- Your assignment -
Please set down every record exactly as it appears below.

-- Opening Marker --

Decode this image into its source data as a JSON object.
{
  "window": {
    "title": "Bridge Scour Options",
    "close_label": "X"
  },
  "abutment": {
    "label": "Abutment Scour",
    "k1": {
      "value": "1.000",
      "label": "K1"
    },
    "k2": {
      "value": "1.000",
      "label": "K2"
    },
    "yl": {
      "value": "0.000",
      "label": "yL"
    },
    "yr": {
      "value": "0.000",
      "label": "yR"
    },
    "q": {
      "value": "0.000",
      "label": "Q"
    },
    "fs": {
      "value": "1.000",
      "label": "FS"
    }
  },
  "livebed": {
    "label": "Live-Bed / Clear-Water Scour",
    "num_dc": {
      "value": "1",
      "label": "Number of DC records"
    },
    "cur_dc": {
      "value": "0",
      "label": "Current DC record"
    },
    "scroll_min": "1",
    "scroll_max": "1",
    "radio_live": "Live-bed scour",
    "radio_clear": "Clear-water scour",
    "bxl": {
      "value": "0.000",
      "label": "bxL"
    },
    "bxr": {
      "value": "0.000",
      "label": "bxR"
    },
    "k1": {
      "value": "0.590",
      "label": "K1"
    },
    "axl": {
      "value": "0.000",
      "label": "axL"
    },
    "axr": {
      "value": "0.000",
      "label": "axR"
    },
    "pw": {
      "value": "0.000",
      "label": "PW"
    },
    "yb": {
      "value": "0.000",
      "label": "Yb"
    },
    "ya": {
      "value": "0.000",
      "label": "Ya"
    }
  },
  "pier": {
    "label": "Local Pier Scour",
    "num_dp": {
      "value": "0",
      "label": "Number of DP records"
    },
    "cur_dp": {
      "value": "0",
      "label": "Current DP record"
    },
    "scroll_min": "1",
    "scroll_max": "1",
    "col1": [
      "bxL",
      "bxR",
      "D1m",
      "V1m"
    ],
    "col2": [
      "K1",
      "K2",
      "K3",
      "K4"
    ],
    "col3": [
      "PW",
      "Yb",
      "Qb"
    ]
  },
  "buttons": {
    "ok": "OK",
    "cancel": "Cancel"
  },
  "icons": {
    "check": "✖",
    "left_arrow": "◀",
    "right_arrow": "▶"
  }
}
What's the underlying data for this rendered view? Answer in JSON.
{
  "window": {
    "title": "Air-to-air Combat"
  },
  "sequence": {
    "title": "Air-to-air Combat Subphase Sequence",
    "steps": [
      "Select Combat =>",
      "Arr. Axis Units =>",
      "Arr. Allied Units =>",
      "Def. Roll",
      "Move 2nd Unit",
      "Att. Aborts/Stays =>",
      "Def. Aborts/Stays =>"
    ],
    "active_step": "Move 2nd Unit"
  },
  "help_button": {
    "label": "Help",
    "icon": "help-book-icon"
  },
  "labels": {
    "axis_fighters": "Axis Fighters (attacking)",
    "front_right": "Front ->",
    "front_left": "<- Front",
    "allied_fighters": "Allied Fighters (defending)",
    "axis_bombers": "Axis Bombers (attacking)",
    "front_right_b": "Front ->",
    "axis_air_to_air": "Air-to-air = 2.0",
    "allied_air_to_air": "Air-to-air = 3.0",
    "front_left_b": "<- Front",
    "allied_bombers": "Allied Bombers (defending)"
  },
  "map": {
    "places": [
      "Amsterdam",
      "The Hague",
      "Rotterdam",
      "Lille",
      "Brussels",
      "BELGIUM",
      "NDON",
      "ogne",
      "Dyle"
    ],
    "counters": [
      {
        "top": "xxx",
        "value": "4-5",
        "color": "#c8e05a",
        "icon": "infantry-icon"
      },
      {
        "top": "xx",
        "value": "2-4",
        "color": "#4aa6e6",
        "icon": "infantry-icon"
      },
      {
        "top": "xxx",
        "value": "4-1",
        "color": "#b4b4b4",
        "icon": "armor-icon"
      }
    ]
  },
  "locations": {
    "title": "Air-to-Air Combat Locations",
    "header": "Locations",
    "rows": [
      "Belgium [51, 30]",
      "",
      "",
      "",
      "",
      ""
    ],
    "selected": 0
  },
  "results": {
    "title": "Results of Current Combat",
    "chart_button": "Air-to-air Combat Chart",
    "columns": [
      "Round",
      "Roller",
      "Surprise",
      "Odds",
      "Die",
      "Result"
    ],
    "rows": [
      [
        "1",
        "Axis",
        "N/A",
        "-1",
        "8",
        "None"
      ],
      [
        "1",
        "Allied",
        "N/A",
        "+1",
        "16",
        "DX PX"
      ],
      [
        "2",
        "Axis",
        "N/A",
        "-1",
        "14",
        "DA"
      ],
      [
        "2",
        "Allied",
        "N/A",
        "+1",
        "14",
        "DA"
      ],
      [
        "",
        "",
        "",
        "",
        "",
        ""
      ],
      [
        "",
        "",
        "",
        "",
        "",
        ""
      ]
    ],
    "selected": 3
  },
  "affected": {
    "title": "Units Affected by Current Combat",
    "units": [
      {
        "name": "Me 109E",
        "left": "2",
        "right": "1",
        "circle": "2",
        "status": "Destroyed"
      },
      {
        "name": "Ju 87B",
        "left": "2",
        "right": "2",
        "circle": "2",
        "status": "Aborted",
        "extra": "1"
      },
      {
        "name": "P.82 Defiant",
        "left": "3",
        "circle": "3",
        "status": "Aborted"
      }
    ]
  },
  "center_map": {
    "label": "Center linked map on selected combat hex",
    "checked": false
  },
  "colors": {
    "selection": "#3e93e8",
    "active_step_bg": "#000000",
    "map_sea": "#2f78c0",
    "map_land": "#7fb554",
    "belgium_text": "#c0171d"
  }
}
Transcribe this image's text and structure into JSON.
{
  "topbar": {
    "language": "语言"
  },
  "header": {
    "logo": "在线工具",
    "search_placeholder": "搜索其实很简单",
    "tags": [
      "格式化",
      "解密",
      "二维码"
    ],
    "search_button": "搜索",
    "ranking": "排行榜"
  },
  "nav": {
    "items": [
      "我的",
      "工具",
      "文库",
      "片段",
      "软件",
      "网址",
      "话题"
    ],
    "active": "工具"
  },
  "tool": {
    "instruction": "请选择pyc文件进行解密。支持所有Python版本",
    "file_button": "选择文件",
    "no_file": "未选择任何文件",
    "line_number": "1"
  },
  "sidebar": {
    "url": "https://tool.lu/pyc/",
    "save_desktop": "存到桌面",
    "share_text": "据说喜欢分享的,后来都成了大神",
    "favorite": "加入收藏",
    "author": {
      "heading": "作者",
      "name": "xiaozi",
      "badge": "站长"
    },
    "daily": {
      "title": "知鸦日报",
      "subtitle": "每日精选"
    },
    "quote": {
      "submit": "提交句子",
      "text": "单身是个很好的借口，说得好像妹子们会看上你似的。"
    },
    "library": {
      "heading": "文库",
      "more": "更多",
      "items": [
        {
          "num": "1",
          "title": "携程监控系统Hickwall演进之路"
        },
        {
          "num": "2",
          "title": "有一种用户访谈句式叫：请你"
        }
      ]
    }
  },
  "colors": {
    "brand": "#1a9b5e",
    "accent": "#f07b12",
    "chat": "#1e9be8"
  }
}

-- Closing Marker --

- Task answer -
Decode this image into its source data as a JSON object.
{
  "window": {
    "title": "Bridge Scour Options",
    "close_label": "X"
  },
  "abutment": {
    "label": "Abutment Scour",
    "k1": {
      "value": "1.000",
      "label": "K1"
    },
    "k2": {
      "value": "1.000",
      "label": "K2"
    },
    "yl": {
      "value": "0.000",
      "label": "yL"
    },
    "yr": {
      "value": "0.000",
      "label": "yR"
    },
    "q": {
      "value": "0.000",
      "label": "Q"
    },
    "fs": {
      "value": "1.000",
      "label": "FS"
    }
  },
  "livebed": {
    "label": "Live-Bed / Clear-Water Scour",
    "num_dc": {
      "value": "1",
      "label": "Number of DC records"
    },
    "cur_dc": {
      "value": "0",
      "label": "Current DC record"
    },
    "scroll_min": "1",
    "scroll_max": "1",
    "radio_live": "Live-bed scour",
    "radio_clear": "Clear-water scour",
    "bxl": {
      "value": "0.000",
      "label": "bxL"
    },
    "bxr": {
      "value": "0.000",
      "label": "bxR"
    },
    "k1": {
      "value": "0.590",
      "label": "K1"
    },
    "axl": {
      "value": "0.000",
      "label": "axL"
    },
    "axr": {
      "value": "0.000",
      "label": "axR"
    },
    "pw": {
      "value": "0.000",
      "label": "PW"
    },
    "yb": {
      "value": "0.000",
      "label": "Yb"
    },
    "ya": {
      "value": "0.000",
      "label": "Ya"
    }
  },
  "pier": {
    "label": "Local Pier Scour",
    "num_dp": {
      "value": "0",
      "label": "Number of DP records"
    },
    "cur_dp": {
      "value": "0",
      "label": "Current DP record"
    },
    "scroll_min": "1",
    "scroll_max": "1",
    "col1": [
      "bxL",
      "bxR",
      "D1m",
      "V1m"
    ],
    "col2": [
      "K1",
      "K2",
      "K3",
      "K4"
    ],
    "col3": [
      "PW",
      "Yb",
      "Qb"
    ]
  },
  "buttons": {
    "ok": "OK",
    "cancel": "Cancel"
  },
  "icons": {
    "check": "✖",
    "left_arrow": "◀",
    "right_arrow": "▶"
  }
}
What's the underlying data for this rendered view? Answer in JSON.
{
  "window": {
    "title": "Air-to-air Combat"
  },
  "sequence": {
    "title": "Air-to-air Combat Subphase Sequence",
    "steps": [
      "Select Combat =>",
      "Arr. Axis Units =>",
      "Arr. Allied Units =>",
      "Def. Roll",
      "Move 2nd Unit",
      "Att. Aborts/Stays =>",
      "Def. Aborts/Stays =>"
    ],
    "active_step": "Move 2nd Unit"
  },
  "help_button": {
    "label": "Help",
    "icon": "help-book-icon"
  },
  "labels": {
    "axis_fighters": "Axis Fighters (attacking)",
    "front_right": "Front ->",
    "front_left": "<- Front",
    "allied_fighters": "Allied Fighters (defending)",
    "axis_bombers": "Axis Bombers (attacking)",
    "front_right_b": "Front ->",
    "axis_air_to_air": "Air-to-air = 2.0",
    "allied_air_to_air": "Air-to-air = 3.0",
    "front_left_b": "<- Front",
    "allied_bombers": "Allied Bombers (defending)"
  },
  "map": {
    "places": [
      "Amsterdam",
      "The Hague",
      "Rotterdam",
      "Lille",
      "Brussels",
      "BELGIUM",
      "NDON",
      "ogne",
      "Dyle"
    ],
    "counters": [
      {
        "top": "xxx",
        "value": "4-5",
        "color": "#c8e05a",
        "icon": "infantry-icon"
      },
      {
        "top": "xx",
        "value": "2-4",
        "color": "#4aa6e6",
        "icon": "infantry-icon"
      },
      {
        "top": "xxx",
        "value": "4-1",
        "color": "#b4b4b4",
        "icon": "armor-icon"
      }
    ]
  },
  "locations": {
    "title": "Air-to-Air Combat Locations",
    "header": "Locations",
    "rows": [
      "Belgium [51, 30]",
      "",
      "",
      "",
      "",
      ""
    ],
    "selected": 0
  },
  "results": {
    "title": "Results of Current Combat",
    "chart_button": "Air-to-air Combat Chart",
    "columns": [
      "Round",
      "Roller",
      "Surprise",
      "Odds",
      "Die",
      "Result"
    ],
    "rows": [
      [
        "1",
        "Axis",
        "N/A",
        "-1",
        "8",
        "None"
      ],
      [
        "1",
        "Allied",
        "N/A",
        "+1",
        "16",
        "DX PX"
      ],
      [
        "2",
        "Axis",
        "N/A",
        "-1",
        "14",
        "DA"
      ],
      [
        "2",
        "Allied",
        "N/A",
        "+1",
        "14",
        "DA"
      ],
      [
        "",
        "",
        "",
        "",
        "",
        ""
      ],
      [
        "",
        "",
        "",
        "",
        "",
        ""
      ]
    ],
    "selected": 3
  },
  "affected": {
    "title": "Units Affected by Current Combat",
    "units": [
      {
        "name": "Me 109E",
        "left": "2",
        "right": "1",
        "circle": "2",
        "status": "Destroyed"
      },
      {
        "name": "Ju 87B",
        "left": "2",
        "right": "2",
        "circle": "2",
        "status": "Aborted",
        "extra": "1"
      },
      {
        "name": "P.82 Defiant",
        "left": "3",
        "circle": "3",
        "status": "Aborted"
      }
    ]
  },
  "center_map": {
    "label": "Center linked map on selected combat hex",
    "checked": false
  },
  "colors": {
    "selection": "#3e93e8",
    "active_step_bg": "#000000",
    "map_sea": "#2f78c0",
    "map_land": "#7fb554",
    "belgium_text": "#c0171d"
  }
}
Transcribe this image's text and structure into JSON.
{
  "topbar": {
    "language": "语言"
  },
  "header": {
    "logo": "在线工具",
    "search_placeholder": "搜索其实很简单",
    "tags": [
      "格式化",
      "解密",
      "二维码"
    ],
    "search_button": "搜索",
    "ranking": "排行榜"
  },
  "nav": {
    "items": [
      "我的",
      "工具",
      "文库",
      "片段",
      "软件",
      "网址",
      "话题"
    ],
    "active": "工具"
  },
  "tool": {
    "instruction": "请选择pyc文件进行解密。支持所有Python版本",
    "file_button": "选择文件",
    "no_file": "未选择任何文件",
    "line_number": "1"
  },
  "sidebar": {
    "url": "https://tool.lu/pyc/",
    "save_desktop": "存到桌面",
    "share_text": "据说喜欢分享的,后来都成了大神",
    "favorite": "加入收藏",
    "author": {
      "heading": "作者",
      "name": "xiaozi",
      "badge": "站长"
    },
    "daily": {
      "title": "知鸦日报",
      "subtitle": "每日精选"
    },
    "quote": {
      "submit": "提交句子",
      "text": "单身是个很好的借口，说得好像妹子们会看上你似的。"
    },
    "library": {
      "heading": "文库",
      "more": "更多",
      "items": [
        {
          "num": "1",
          "title": "携程监控系统Hickwall演进之路"
        },
        {
          "num": "2",
          "title": "有一种用户访谈句式叫：请你"
        }
      ]
    }
  },
  "colors": {
    "brand": "#1a9b5e",
    "accent": "#f07b12",
    "chat": "#1e9be8"
  }
}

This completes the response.